**About this exercise**
Everything in the entries except the pictures must be repeated exactly.

**Dataset records**

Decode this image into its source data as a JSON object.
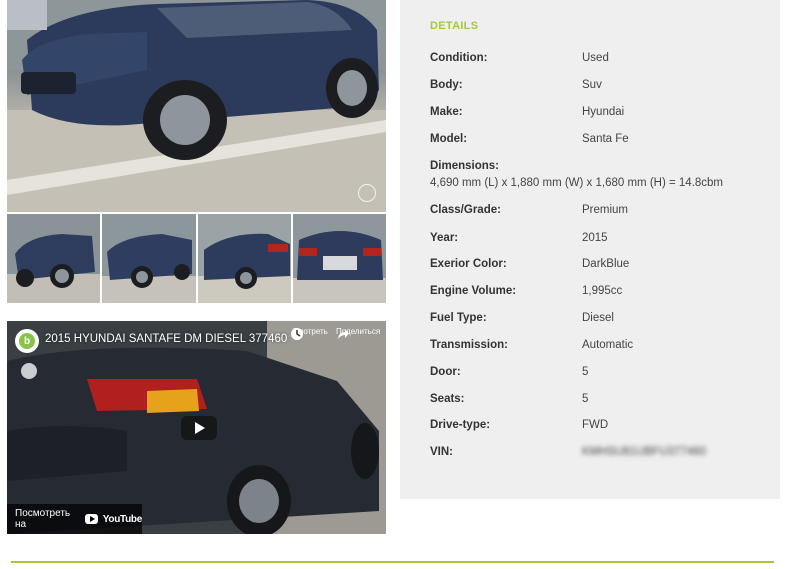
{
  "gallery": {
    "thumbnails": [
      "thumb-front-left",
      "thumb-front",
      "thumb-rear-left",
      "thumb-rear"
    ]
  },
  "video": {
    "title": "2015 HYUNDAI SANTAFE DM DIESEL 377460",
    "watch_later_label": "Смотреть",
    "share_label": "Поделиться",
    "watch_on_label": "Посмотреть на",
    "youtube_label": "YouTube",
    "logo_letter": "b"
  },
  "details": {
    "heading": "DETAILS",
    "rows": [
      {
        "label": "Condition:",
        "value": "Used"
      },
      {
        "label": "Body:",
        "value": "Suv"
      },
      {
        "label": "Make:",
        "value": "Hyundai"
      },
      {
        "label": "Model:",
        "value": "Santa Fe"
      },
      {
        "label": "Dimensions:",
        "value": "4,690 mm (L) x 1,880 mm (W) x 1,680 mm (H) = 14.8cbm"
      },
      {
        "label": "Class/Grade:",
        "value": "Premium"
      },
      {
        "label": "Year:",
        "value": "2015"
      },
      {
        "label": "Exerior Color:",
        "value": "DarkBlue"
      },
      {
        "label": "Engine Volume:",
        "value": "1,995cc"
      },
      {
        "label": "Fuel Type:",
        "value": "Diesel"
      },
      {
        "label": "Transmission:",
        "value": "Automatic"
      },
      {
        "label": "Door:",
        "value": "5"
      },
      {
        "label": "Seats:",
        "value": "5"
      },
      {
        "label": "Drive-type:",
        "value": "FWD"
      },
      {
        "label": "VIN:",
        "value": "KMHSU81UBFU377460"
      }
    ]
  },
  "colors": {
    "accent": "#a7c83b",
    "panel_bg": "#efefef"
  }
}
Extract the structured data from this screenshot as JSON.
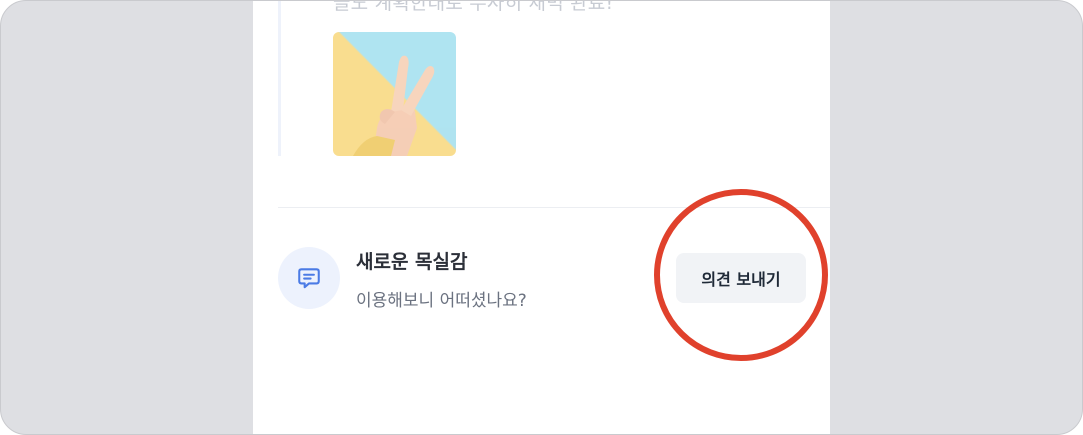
{
  "post": {
    "truncated_text": "늘도 계획한대로 무사히 새벽 완료!"
  },
  "feedback_card": {
    "title": "새로운 목실감",
    "subtitle": "이용해보니 어떠셨나요?",
    "button_label": "의견 보내기",
    "icon": "chat-bubble-icon"
  },
  "annotation": {
    "type": "circle-highlight",
    "target": "feedback-button",
    "color": "#e0412c"
  },
  "colors": {
    "background": "#dedfe3",
    "panel": "#ffffff",
    "accent": "#4b7be5",
    "button_bg": "#f1f3f6",
    "icon_bg": "#edf2fd"
  }
}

**Output below**
Decode this image into its source data as a JSON object.
{
  "gallery": {
    "thumbnails": [
      "thumb-front-left",
      "thumb-front",
      "thumb-rear-left",
      "thumb-rear"
    ]
  },
  "video": {
    "title": "2015 HYUNDAI SANTAFE DM DIESEL 377460",
    "watch_later_label": "Смотреть",
    "share_label": "Поделиться",
    "watch_on_label": "Посмотреть на",
    "youtube_label": "YouTube",
    "logo_letter": "b"
  },
  "details": {
    "heading": "DETAILS",
    "rows": [
      {
        "label": "Condition:",
        "value": "Used"
      },
      {
        "label": "Body:",
        "value": "Suv"
      },
      {
        "label": "Make:",
        "value": "Hyundai"
      },
      {
        "label": "Model:",
        "value": "Santa Fe"
      },
      {
        "label": "Dimensions:",
        "value": "4,690 mm (L) x 1,880 mm (W) x 1,680 mm (H) = 14.8cbm"
      },
      {
        "label": "Class/Grade:",
        "value": "Premium"
      },
      {
        "label": "Year:",
        "value": "2015"
      },
      {
        "label": "Exerior Color:",
        "value": "DarkBlue"
      },
      {
        "label": "Engine Volume:",
        "value": "1,995cc"
      },
      {
        "label": "Fuel Type:",
        "value": "Diesel"
      },
      {
        "label": "Transmission:",
        "value": "Automatic"
      },
      {
        "label": "Door:",
        "value": "5"
      },
      {
        "label": "Seats:",
        "value": "5"
      },
      {
        "label": "Drive-type:",
        "value": "FWD"
      },
      {
        "label": "VIN:",
        "value": "KMHSU81UBFU377460"
      }
    ]
  },
  "colors": {
    "accent": "#a7c83b",
    "panel_bg": "#efefef"
  }
}
Extract the structured data from this screenshot as JSON.
{
  "post": {
    "truncated_text": "늘도 계획한대로 무사히 새벽 완료!"
  },
  "feedback_card": {
    "title": "새로운 목실감",
    "subtitle": "이용해보니 어떠셨나요?",
    "button_label": "의견 보내기",
    "icon": "chat-bubble-icon"
  },
  "annotation": {
    "type": "circle-highlight",
    "target": "feedback-button",
    "color": "#e0412c"
  },
  "colors": {
    "background": "#dedfe3",
    "panel": "#ffffff",
    "accent": "#4b7be5",
    "button_bg": "#f1f3f6",
    "icon_bg": "#edf2fd"
  }
}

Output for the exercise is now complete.